The Scientific Revolution that took place in Europe between roughly the 16th and 18th centuries has been questioned for years for its validity in answering the statement that is its title. Sure, one could easily point out people in different parts of the world at different times who’d taken part in greater scientific discoveries, or others who’d revolutionized thought in relation to the natural sciences to a greater extent than those typically mentioned in conjunction with the Scientific Revolution. But as I would argue, and as even Professor Cohen pointed out, the Scientific Revolution was still pretty unique no matter what one may think of it, and I think that in and of itself makes it more of a standout to start.

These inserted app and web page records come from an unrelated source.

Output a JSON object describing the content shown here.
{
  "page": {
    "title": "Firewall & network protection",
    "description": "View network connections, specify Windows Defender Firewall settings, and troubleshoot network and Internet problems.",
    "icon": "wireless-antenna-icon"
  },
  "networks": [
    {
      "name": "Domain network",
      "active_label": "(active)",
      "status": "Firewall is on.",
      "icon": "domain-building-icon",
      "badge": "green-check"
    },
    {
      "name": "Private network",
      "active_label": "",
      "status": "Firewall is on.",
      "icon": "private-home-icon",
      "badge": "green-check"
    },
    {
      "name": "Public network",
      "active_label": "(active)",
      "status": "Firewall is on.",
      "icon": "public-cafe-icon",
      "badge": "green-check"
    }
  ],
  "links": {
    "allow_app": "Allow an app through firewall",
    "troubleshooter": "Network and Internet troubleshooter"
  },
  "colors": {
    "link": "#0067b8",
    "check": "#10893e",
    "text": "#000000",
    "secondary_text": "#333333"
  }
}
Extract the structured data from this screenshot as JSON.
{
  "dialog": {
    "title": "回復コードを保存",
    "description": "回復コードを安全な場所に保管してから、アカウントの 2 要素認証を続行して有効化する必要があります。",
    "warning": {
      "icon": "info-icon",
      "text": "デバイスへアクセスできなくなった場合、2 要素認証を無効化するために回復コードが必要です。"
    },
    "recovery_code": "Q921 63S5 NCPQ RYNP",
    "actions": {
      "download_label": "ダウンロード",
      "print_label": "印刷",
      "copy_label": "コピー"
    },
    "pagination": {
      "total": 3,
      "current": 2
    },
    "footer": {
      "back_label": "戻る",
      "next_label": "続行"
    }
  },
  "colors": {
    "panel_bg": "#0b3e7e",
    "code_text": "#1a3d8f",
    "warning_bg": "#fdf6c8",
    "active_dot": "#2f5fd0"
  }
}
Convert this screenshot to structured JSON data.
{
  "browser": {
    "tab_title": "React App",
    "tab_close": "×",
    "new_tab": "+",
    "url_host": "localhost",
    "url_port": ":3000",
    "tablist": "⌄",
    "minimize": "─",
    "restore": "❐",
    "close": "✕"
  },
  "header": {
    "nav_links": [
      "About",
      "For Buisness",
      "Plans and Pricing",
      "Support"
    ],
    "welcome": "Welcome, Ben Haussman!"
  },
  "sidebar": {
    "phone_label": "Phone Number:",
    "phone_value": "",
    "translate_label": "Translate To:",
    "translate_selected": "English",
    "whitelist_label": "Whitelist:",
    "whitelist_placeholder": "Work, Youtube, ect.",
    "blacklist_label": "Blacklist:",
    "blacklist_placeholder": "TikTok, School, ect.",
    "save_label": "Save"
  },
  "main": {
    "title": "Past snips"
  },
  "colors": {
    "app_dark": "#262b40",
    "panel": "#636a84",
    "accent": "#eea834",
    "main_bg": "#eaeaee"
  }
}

The sum of the work of many during this time period led to a collective revolution in science and philosophy, and being that back then the two were far less distinctive than today, a revolution in thinking about the natural sciences. One example could be how we aren’t taught the thought process concerning certain movements based on the theorizing by an ancient Greek or Roman, we’re taught Newtonian physics and the mathematical approach to how and why things move. No, Newton didn’t just stumble upon such equations, but rather was probably influenced by the knowledge collected by his predecessors. But the fact that he took that thinking and brought in the element of math to answer his questions was revolutionary.
When it comes to the idea that the Scientific Revolution is undeserving in its name because other scientific discoveries were equally, or more, revolutionary than those that took place during the Scientific Revolution, I would still argue that it was the collection of this change in approach to thought during this time that rendered the name appropriate. Should it be given the high pedestal to stand on that some believe it deserves? Probably not. But should it be downgraded simply because we know of other discoveries prior to this time period that may have been more revolutionary? I don’t think so either, because if it weren’t for the thinkers of this time who changed their approach to things in pursuit of greater knowledge, it’s possible other things following such events may have taken longer to be discovered or understood. And for that reason, I (mostly) stand with the idea that it’s acceptable that we mark this time period in history as the Scientific Revolution.